Cisco Systems and 10 other vendors have formed a group to push for open standards for broadband wireless internet services.
The wireless 'net initiative will focus on standardisation of MAC (Media Access Control) and VOFDM (Vector Orthogonal Frequency Division Multiplexing) physical layer technologies, which will allow wireless products from multiple vendors to interoperate, Cisco said yesterday in a written statement. Cisco acquired VOFDM last year when it bought Clarity Wireless.
"Clearly, we want the technology to be adopted," said Steve Smith, director of marketing for broadband and wireless at Cisco, adding that the company isn't pushing VOFDM to make money but because "we think it's superior. We're not getting royalties from the technology ... We're not doing this to make money with the technology. We're doing it to get this market standardised and going."
VOFDM technologies enable broadband wireless users to have high-speed Internet use as well as frame relay, packet local and long-distance telephony service and VPM (virtual private network) access. The new technology permits two-way data, voice and video wireless communications for homes and businesses.
Cisco expects to release VOFDM-based hardware and software within the next couple of months, Smith said. Products from other companies involved in the initiative are likely to be out next year, he added.

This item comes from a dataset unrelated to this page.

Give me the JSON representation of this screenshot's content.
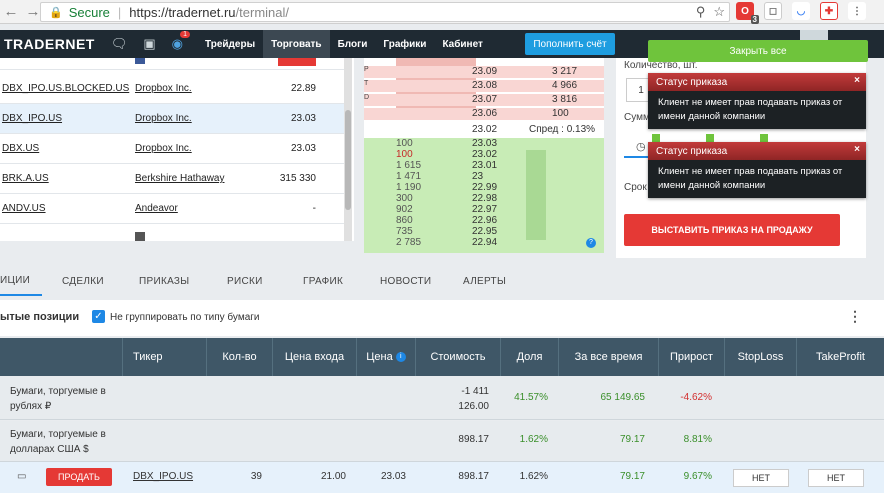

The coalition came about after Cisco consistently heard from corporate customers, including Sprint Communications and MCI WorldCom, that they need low-cost multiple equipment sources with hardware and software that will interoperate in order to boost high-speed wireless services. Low-cost and interoperability needs kept bringing the discussions back to the issue of standards, Smith said.
Companies joining Cisco in the initiative are Motorola, Broadcom, Texas Instruments, Pace Micro Technology, Toshiba, Bechtel Telecommunications, Samsung Electronics, Electronic Data Systems, LCC International0 and KPMG Consulting International.
Other vendors are welcome to join the initiative, Smith said. The initiative does not yet have a Web site, but the coalition members are discussing launching one.